→ **WHAT YOU HAVE TO DO**: All of the records must be restated exactly, with every line complete.

■ ■ ■ ■

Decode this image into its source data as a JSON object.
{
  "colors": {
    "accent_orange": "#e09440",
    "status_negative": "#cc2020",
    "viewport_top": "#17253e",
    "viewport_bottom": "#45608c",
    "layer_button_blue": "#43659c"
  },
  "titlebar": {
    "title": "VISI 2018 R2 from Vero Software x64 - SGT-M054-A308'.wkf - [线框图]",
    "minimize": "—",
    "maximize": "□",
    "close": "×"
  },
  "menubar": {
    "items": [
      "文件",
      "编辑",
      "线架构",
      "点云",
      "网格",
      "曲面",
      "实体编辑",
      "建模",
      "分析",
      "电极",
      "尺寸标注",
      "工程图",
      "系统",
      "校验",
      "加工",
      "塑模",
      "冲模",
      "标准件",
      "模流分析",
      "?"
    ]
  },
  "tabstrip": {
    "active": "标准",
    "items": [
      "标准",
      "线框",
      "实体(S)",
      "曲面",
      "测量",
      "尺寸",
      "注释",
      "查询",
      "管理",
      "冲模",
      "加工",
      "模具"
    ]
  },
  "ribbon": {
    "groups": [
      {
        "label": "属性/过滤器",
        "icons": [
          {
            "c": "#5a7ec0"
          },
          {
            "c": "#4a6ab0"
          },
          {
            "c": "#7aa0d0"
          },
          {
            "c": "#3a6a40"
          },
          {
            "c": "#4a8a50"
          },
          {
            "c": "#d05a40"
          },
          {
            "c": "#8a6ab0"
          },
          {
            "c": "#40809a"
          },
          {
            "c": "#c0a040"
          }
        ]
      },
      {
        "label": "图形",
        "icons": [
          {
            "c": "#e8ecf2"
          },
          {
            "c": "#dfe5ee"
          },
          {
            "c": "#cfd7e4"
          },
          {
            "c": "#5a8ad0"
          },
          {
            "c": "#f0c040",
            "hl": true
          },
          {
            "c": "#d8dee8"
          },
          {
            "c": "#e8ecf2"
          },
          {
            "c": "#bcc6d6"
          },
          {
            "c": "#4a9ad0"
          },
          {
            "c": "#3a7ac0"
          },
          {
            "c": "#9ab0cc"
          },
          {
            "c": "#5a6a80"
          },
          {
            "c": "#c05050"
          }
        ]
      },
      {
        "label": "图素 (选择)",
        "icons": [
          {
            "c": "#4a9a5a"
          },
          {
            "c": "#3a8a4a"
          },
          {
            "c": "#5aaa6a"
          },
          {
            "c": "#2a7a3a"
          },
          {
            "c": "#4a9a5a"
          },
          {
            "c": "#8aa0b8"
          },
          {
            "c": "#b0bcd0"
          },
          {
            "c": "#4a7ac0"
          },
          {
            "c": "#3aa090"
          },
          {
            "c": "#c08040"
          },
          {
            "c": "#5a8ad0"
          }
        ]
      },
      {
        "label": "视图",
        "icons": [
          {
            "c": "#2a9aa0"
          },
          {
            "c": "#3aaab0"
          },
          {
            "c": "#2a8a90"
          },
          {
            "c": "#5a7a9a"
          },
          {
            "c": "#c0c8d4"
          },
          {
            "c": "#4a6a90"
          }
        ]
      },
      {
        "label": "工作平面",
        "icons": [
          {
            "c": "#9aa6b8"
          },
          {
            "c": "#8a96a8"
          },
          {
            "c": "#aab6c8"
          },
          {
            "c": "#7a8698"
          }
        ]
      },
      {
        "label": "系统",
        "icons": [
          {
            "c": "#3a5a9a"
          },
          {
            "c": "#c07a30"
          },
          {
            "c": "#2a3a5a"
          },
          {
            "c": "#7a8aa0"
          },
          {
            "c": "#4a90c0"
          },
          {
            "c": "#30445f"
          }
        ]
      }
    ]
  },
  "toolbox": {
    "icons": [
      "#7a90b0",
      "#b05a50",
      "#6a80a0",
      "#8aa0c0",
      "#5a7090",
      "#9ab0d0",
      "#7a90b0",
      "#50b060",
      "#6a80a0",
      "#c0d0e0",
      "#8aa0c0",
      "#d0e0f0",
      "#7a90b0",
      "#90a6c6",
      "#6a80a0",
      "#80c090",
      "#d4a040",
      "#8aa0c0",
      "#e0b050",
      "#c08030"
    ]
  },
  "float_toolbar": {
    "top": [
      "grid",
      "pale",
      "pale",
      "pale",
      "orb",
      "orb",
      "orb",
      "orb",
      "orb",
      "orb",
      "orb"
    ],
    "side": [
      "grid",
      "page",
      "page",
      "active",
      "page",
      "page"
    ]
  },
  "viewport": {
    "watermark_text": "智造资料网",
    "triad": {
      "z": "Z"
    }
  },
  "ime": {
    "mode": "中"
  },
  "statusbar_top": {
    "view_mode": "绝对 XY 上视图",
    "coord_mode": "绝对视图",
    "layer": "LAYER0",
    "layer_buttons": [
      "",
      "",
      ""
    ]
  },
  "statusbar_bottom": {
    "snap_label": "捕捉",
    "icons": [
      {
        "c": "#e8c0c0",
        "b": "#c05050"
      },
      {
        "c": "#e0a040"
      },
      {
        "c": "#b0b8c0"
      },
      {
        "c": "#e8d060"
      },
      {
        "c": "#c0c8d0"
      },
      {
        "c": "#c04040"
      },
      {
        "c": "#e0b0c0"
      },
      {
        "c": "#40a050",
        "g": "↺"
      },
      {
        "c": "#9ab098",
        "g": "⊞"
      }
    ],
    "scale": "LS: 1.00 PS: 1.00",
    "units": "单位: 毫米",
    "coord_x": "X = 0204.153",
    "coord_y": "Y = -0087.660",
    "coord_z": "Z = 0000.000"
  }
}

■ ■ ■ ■

→ **EXPECTED OUTPUT**:
Decode this image into its source data as a JSON object.
{
  "colors": {
    "accent_orange": "#e09440",
    "status_negative": "#cc2020",
    "viewport_top": "#17253e",
    "viewport_bottom": "#45608c",
    "layer_button_blue": "#43659c"
  },
  "titlebar": {
    "title": "VISI 2018 R2 from Vero Software x64 - SGT-M054-A308'.wkf - [线框图]",
    "minimize": "—",
    "maximize": "□",
    "close": "×"
  },
  "menubar": {
    "items": [
      "文件",
      "编辑",
      "线架构",
      "点云",
      "网格",
      "曲面",
      "实体编辑",
      "建模",
      "分析",
      "电极",
      "尺寸标注",
      "工程图",
      "系统",
      "校验",
      "加工",
      "塑模",
      "冲模",
      "标准件",
      "模流分析",
      "?"
    ]
  },
  "tabstrip": {
    "active": "标准",
    "items": [
      "标准",
      "线框",
      "实体(S)",
      "曲面",
      "测量",
      "尺寸",
      "注释",
      "查询",
      "管理",
      "冲模",
      "加工",
      "模具"
    ]
  },
  "ribbon": {
    "groups": [
      {
        "label": "属性/过滤器",
        "icons": [
          {
            "c": "#5a7ec0"
          },
          {
            "c": "#4a6ab0"
          },
          {
            "c": "#7aa0d0"
          },
          {
            "c": "#3a6a40"
          },
          {
            "c": "#4a8a50"
          },
          {
            "c": "#d05a40"
          },
          {
            "c": "#8a6ab0"
          },
          {
            "c": "#40809a"
          },
          {
            "c": "#c0a040"
          }
        ]
      },
      {
        "label": "图形",
        "icons": [
          {
            "c": "#e8ecf2"
          },
          {
            "c": "#dfe5ee"
          },
          {
            "c": "#cfd7e4"
          },
          {
            "c": "#5a8ad0"
          },
          {
            "c": "#f0c040",
            "hl": true
          },
          {
            "c": "#d8dee8"
          },
          {
            "c": "#e8ecf2"
          },
          {
            "c": "#bcc6d6"
          },
          {
            "c": "#4a9ad0"
          },
          {
            "c": "#3a7ac0"
          },
          {
            "c": "#9ab0cc"
          },
          {
            "c": "#5a6a80"
          },
          {
            "c": "#c05050"
          }
        ]
      },
      {
        "label": "图素 (选择)",
        "icons": [
          {
            "c": "#4a9a5a"
          },
          {
            "c": "#3a8a4a"
          },
          {
            "c": "#5aaa6a"
          },
          {
            "c": "#2a7a3a"
          },
          {
            "c": "#4a9a5a"
          },
          {
            "c": "#8aa0b8"
          },
          {
            "c": "#b0bcd0"
          },
          {
            "c": "#4a7ac0"
          },
          {
            "c": "#3aa090"
          },
          {
            "c": "#c08040"
          },
          {
            "c": "#5a8ad0"
          }
        ]
      },
      {
        "label": "视图",
        "icons": [
          {
            "c": "#2a9aa0"
          },
          {
            "c": "#3aaab0"
          },
          {
            "c": "#2a8a90"
          },
          {
            "c": "#5a7a9a"
          },
          {
            "c": "#c0c8d4"
          },
          {
            "c": "#4a6a90"
          }
        ]
      },
      {
        "label": "工作平面",
        "icons": [
          {
            "c": "#9aa6b8"
          },
          {
            "c": "#8a96a8"
          },
          {
            "c": "#aab6c8"
          },
          {
            "c": "#7a8698"
          }
        ]
      },
      {
        "label": "系统",
        "icons": [
          {
            "c": "#3a5a9a"
          },
          {
            "c": "#c07a30"
          },
          {
            "c": "#2a3a5a"
          },
          {
            "c": "#7a8aa0"
          },
          {
            "c": "#4a90c0"
          },
          {
            "c": "#30445f"
          }
        ]
      }
    ]
  },
  "toolbox": {
    "icons": [
      "#7a90b0",
      "#b05a50",
      "#6a80a0",
      "#8aa0c0",
      "#5a7090",
      "#9ab0d0",
      "#7a90b0",
      "#50b060",
      "#6a80a0",
      "#c0d0e0",
      "#8aa0c0",
      "#d0e0f0",
      "#7a90b0",
      "#90a6c6",
      "#6a80a0",
      "#80c090",
      "#d4a040",
      "#8aa0c0",
      "#e0b050",
      "#c08030"
    ]
  },
  "float_toolbar": {
    "top": [
      "grid",
      "pale",
      "pale",
      "pale",
      "orb",
      "orb",
      "orb",
      "orb",
      "orb",
      "orb",
      "orb"
    ],
    "side": [
      "grid",
      "page",
      "page",
      "active",
      "page",
      "page"
    ]
  },
  "viewport": {
    "watermark_text": "智造资料网",
    "triad": {
      "z": "Z"
    }
  },
  "ime": {
    "mode": "中"
  },
  "statusbar_top": {
    "view_mode": "绝对 XY 上视图",
    "coord_mode": "绝对视图",
    "layer": "LAYER0",
    "layer_buttons": [
      "",
      "",
      ""
    ]
  },
  "statusbar_bottom": {
    "snap_label": "捕捉",
    "icons": [
      {
        "c": "#e8c0c0",
        "b": "#c05050"
      },
      {
        "c": "#e0a040"
      },
      {
        "c": "#b0b8c0"
      },
      {
        "c": "#e8d060"
      },
      {
        "c": "#c0c8d0"
      },
      {
        "c": "#c04040"
      },
      {
        "c": "#e0b0c0"
      },
      {
        "c": "#40a050",
        "g": "↺"
      },
      {
        "c": "#9ab098",
        "g": "⊞"
      }
    ],
    "scale": "LS: 1.00 PS: 1.00",
    "units": "单位: 毫米",
    "coord_x": "X = 0204.153",
    "coord_y": "Y = -0087.660",
    "coord_z": "Z = 0000.000"
  }
}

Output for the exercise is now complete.